Web page and app entries:
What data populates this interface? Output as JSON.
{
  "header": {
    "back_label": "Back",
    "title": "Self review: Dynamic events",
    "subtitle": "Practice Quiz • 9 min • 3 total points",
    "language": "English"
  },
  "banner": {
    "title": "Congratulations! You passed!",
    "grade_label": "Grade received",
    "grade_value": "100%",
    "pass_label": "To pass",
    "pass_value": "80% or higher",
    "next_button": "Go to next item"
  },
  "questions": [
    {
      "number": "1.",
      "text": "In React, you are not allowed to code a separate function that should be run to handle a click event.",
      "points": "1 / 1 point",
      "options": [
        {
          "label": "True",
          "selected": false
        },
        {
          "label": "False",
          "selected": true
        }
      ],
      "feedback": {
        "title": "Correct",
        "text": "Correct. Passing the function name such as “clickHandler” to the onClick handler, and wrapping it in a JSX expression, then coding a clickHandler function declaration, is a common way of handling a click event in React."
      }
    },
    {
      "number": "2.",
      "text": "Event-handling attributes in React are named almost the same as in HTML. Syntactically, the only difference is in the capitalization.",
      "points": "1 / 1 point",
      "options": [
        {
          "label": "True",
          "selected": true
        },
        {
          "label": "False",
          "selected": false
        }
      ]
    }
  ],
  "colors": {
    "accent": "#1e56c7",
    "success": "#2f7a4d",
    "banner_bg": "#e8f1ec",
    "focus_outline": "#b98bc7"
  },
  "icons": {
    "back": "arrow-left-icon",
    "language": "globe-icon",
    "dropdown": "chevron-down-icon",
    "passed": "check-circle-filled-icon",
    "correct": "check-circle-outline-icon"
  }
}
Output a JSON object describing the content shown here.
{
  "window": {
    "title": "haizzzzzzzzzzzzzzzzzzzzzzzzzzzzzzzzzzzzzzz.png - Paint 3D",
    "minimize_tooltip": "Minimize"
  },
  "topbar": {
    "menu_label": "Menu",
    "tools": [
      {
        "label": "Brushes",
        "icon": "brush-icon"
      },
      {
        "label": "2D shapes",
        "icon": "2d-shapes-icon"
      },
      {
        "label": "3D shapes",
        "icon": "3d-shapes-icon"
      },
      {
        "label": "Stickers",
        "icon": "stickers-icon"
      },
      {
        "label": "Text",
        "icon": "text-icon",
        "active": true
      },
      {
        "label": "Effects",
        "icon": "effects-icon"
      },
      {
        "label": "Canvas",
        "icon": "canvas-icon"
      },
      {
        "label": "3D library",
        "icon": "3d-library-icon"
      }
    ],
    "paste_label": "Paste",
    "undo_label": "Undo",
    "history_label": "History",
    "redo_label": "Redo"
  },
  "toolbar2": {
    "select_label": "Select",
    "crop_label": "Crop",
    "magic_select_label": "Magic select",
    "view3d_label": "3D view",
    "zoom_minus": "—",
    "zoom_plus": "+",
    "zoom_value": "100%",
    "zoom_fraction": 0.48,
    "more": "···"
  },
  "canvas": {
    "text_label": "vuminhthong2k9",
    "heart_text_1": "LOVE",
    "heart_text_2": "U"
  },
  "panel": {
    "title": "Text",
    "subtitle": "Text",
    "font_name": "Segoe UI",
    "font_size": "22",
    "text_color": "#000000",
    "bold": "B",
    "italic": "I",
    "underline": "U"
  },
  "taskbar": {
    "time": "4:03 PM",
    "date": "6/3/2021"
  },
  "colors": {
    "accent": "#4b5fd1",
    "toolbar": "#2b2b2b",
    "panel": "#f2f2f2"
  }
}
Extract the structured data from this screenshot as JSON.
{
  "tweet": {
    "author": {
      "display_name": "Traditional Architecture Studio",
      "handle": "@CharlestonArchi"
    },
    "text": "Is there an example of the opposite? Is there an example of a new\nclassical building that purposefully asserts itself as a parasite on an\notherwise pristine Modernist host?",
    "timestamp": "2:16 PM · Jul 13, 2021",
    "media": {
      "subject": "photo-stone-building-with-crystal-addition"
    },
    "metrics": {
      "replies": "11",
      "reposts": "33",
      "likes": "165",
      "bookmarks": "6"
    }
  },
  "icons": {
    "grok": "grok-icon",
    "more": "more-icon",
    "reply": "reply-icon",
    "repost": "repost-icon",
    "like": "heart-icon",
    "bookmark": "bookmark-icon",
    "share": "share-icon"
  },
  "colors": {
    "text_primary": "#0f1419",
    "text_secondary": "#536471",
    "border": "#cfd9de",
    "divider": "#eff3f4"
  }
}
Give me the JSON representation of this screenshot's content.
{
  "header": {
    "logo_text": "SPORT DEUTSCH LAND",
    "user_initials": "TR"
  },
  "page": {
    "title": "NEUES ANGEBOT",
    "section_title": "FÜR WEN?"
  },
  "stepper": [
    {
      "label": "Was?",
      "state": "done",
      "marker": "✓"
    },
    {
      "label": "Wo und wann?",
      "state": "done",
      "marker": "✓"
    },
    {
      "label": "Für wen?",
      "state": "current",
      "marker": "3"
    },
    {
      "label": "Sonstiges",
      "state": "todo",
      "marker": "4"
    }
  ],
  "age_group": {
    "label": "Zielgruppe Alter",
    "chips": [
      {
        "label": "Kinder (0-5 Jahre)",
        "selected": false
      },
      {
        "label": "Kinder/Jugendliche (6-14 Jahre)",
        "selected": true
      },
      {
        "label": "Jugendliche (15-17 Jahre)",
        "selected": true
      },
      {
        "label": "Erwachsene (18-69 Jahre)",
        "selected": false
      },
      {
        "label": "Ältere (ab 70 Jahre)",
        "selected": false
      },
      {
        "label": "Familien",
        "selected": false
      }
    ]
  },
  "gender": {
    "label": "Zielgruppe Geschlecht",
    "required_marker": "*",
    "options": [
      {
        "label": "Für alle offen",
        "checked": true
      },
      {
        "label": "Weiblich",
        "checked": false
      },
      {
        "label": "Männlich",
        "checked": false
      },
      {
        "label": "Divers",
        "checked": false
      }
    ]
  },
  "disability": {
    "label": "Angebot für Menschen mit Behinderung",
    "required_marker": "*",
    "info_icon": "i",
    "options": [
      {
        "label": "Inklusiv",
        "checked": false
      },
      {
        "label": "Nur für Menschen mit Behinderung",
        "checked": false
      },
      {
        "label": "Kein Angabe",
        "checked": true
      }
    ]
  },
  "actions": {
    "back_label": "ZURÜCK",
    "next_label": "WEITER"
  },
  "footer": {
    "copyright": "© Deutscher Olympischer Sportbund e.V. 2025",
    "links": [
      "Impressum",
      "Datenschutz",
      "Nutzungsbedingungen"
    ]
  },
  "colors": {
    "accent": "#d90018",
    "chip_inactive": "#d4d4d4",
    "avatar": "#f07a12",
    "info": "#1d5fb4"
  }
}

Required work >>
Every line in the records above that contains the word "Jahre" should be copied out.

Exercise answer >>
        "label": "Kinder (0-5 Jahre)",
        "label": "Kinder/Jugendliche (6-14 Jahre)",
        "label": "Jugendliche (15-17 Jahre)",
        "label": "Erwachsene (18-69 Jahre)",
        "label": "Ältere (ab 70 Jahre)",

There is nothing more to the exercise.